I’ve never owned a crown tail myself, but I think that would be my next choice. :)
Sure! First, turn off your flash, that’s a big thing. It causes glare on the tank. Turn on any lights around your tank/bowl, and if you have a hood turn that light on as well. The more light you can get without using flash, the better.
Most cameras have a ‘macro’ setting. It looks like a little flower. You’ll want to use that as well. One more thing camera-wise is the ISO setting. This is how fast the shutter closes (even on digital cameras). I believe most digital cameras have a regular and a high setting, you’ll want to use the high setting.
Keep in mind that some fish are skittish of the camera.

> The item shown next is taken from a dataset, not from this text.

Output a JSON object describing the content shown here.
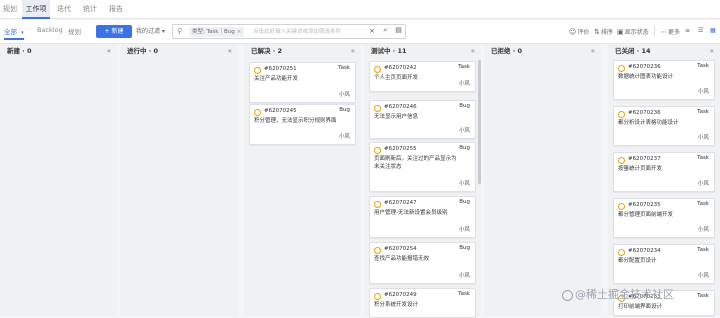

Two of mine would hold very still for me and take great photos, and one of my others would flee the second the camera got near his tank.
My trick is to get the lens as close to the glass as possible. If your camera has an auto-focus like mine, this prevents it from focusing it on the glass or things on the glass and inside the tank, instead. Take lots of pictures, it may take a while before you get a good one.
If your fish is afraid of the camera, you can try leaving it next to the tank while you’re gone so they can see it.. that worked for one of my males.
Good luck, hope this helped a little. (:
I actually have a post on taking pictures up next in the queue! Should be up later tonight. (:
We want to see YOUR bettas, your dream betta, your neighbor’s betta, a betta that looks like a betta you used to own.. send them in! Please, no animal cruelty, and please, try to keep it to betta fish only. (: